Salute These Shorts

I love short stories. Otherwise I wouldn’t write them, because they are a pain in the ass. Sure, you can get the whole idea in your head at once, but there’s no room for error. So when I read a great one, I sit in awe. Here are a few of my favorites. What are yours?

The Creature from the Cleveland Depths, by Fritz Leiber

This one felt silly when I first read it, but now that we have cell phones, ol’ Fritz is laughing in his grave.

In the Cemetery Where Al Jolson is Buried, by Amy Hempel

Amy Hempel paints pain so beautifully, without ever using fancy brushes.

The Ones Who Walk Away from Omelas, by Ursula K. LeGuin

An incredible fable that puts civilization in perspective and asks us why we can’t walk away.

The Gentle Way, by Lawrence Block (available in his collection “Enough Rope”)

Mr. Block writes damn fine short stories. This one, about an animal shelter dealing with a vandal, resonates deeply. His excellent story “See the Woman” is available online.

Placebo, by Andrew Vachss (Available in his collection “Born Bad,” and also in Protectors: Stories to Benefit PROTECT.) You can read the also-excellent “Working Roots” free here on his website.

Placebo is a pared down work of great power. Working Roots is a gritty urban fairy tale. I wish Andrew Vachss would write a novel about these kids.

Houston, Houston Do You Read? by James Tiptree, Jr. aka Alice Sheldon.

How do you end violence? The answer is simple, if unpleasant.

Speech Sounds, by Octavia Butler
The last Ms. Butler is interviewed by Charlie Rose here:

The late, great Ms. Butler captures the terror of a true apocalypse and losing the power to communicate in this gut puncher.

The Man from the South, by Roald Dahl

One of my favorite horror tales. You’ll be clutching your fingers!

The Chaser, by John Collier

One of the funniest and best short story writers, Collier is oft forgotten but has many lessons to teach writers today and many joys to bring readers for centuries hence.

The Appointment in Samarra, by Somerset Maugham

A classic bit of flash fiction.

Why I Live at the P.O., by Eudora Welty

A great picture of a family from one of its loony members.

A Good Man is Hard to Find, by Flannery O’Connor

If you don’t like this story, hit yourself in the face.

Who Goes There? by John W. Campbell

The inspiration for “The Thing,” this one is terrifying on a cellular level.

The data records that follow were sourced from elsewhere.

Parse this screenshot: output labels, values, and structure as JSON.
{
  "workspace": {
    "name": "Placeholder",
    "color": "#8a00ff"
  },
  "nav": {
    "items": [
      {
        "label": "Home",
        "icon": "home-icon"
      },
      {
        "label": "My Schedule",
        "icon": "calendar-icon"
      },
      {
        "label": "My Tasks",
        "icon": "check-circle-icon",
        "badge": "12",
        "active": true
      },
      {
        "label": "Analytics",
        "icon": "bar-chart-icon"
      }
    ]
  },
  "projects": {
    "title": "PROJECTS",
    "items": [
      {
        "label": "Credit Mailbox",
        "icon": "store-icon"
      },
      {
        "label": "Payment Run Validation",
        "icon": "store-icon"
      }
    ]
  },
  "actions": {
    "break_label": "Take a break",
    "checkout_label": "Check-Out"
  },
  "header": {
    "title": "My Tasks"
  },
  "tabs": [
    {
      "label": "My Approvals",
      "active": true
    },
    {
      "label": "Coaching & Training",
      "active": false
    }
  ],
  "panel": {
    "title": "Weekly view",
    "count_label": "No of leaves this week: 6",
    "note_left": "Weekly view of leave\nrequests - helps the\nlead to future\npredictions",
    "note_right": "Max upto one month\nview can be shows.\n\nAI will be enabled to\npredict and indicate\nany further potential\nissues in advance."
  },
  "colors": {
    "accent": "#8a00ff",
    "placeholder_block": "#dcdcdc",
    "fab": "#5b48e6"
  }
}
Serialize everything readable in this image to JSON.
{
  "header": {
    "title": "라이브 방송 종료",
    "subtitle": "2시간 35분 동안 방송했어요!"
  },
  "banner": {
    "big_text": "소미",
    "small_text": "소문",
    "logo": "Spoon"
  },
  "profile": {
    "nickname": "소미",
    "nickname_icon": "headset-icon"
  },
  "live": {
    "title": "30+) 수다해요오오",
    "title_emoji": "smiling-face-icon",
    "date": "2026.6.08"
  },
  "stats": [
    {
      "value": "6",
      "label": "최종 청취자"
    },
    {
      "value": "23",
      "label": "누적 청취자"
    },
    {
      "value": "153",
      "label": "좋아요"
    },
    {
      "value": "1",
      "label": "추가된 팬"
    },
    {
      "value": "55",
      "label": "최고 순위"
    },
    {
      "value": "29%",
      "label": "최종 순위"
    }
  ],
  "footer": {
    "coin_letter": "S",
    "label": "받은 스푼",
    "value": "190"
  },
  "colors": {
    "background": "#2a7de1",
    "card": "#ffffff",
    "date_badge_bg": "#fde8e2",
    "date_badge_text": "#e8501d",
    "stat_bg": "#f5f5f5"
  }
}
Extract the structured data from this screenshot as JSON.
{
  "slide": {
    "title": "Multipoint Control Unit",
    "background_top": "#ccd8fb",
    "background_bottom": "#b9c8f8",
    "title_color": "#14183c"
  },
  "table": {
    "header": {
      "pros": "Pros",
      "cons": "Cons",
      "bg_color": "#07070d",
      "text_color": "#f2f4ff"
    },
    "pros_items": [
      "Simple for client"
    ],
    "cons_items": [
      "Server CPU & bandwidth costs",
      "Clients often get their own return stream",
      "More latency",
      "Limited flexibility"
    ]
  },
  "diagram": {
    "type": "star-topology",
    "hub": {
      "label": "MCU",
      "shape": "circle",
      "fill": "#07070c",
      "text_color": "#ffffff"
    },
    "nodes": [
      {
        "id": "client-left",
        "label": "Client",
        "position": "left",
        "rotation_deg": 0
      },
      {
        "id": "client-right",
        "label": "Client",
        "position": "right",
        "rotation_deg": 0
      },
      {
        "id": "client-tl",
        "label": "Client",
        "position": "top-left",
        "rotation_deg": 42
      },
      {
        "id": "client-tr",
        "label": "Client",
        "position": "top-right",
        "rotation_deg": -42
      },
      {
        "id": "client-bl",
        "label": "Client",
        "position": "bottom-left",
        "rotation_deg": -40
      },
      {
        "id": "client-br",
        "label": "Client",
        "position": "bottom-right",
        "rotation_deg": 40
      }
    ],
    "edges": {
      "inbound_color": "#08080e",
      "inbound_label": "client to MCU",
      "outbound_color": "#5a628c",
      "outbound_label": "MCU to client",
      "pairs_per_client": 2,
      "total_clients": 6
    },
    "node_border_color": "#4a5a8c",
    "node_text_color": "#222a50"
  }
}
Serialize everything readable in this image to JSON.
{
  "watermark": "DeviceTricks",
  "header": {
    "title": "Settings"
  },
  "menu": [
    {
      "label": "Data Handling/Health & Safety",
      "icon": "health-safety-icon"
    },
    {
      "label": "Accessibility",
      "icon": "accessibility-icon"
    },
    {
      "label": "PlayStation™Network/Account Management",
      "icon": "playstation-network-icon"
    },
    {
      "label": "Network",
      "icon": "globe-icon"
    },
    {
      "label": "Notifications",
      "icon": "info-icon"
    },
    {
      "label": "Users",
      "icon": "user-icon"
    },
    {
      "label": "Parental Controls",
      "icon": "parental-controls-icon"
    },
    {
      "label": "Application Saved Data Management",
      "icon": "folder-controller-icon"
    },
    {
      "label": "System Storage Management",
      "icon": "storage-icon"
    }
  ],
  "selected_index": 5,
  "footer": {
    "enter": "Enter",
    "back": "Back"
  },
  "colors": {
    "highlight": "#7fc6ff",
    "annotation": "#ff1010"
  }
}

“I Have No Mouth and I Must Scream,” by Harlan Ellison. He has written a ridiculous amount of great short stories. How to choose one? This has always been the most memorable to me. A supercomputer destroys humanity in retribution for creating him–a genius who cannot truly move, feel or love– but he saves five individuals to torture for eternity. Misanthropy at its most dire. A close second is “The Paladin of the Lost Hour,” a wonderful fantasy story about a man who guards the “clock” that keeps the world from doomsday, and how he shares a moment with a veteran wracked with survivor’s guilt. The first is available in the collection of the same name, the second is in “Angry Candy.” I am also fond of the entire collection :”Deathbird Stories,” especially the title story, which retells Genesis from Satan’s–I mean “Snake’s” point of view.

8 Comments

Filed under Books, Writing

8 responses to “Salute These Shorts

  1. Those are some great selections, Tom. Here are a few that inspire me:

    “The Girl With the Hungry Eyes” by Fritz Leiber
    “The Man in the Underpass” by Ramsey Campbell
    “The Distributor” by Richard Matheson
    “Night Shift” by Stephen King
    “The Rifle” by Jack Ketchum
    “A Very Merry Christmas” by Ed McBain
    “Neighbors” by Raymond Carver
    “Bright Segment” by Theodore Sturgeon
    “The Lottery” by Shirley Jackson
    “A Short Guide to the City” by Peter Straub
    “Of Missing Persons” by Jack Finney
    “The Scarlet Ibis” by James Hurst

  2. Good choices, Tom. Agree with them all. How about a guy who in my opinion is largely and undeservedly forgotten and totally underappreciated–William Goyen? He had a voice unmatched by anyone at any time. HIs first line in his brilliant short story, “Arthur Bond” has stuck with me forever. “Remember man named Arthur Bond had a worm in his thigh.” Goyen is who I want to be when I grow up…

  3. I’m also partial to him since he’s a fellow Texan… and is as good a writer as Faulkner, again, imho…

  4. Patti Abbott

    This is going to save me hunting around for short stories to read for a while. We have very similar tastes.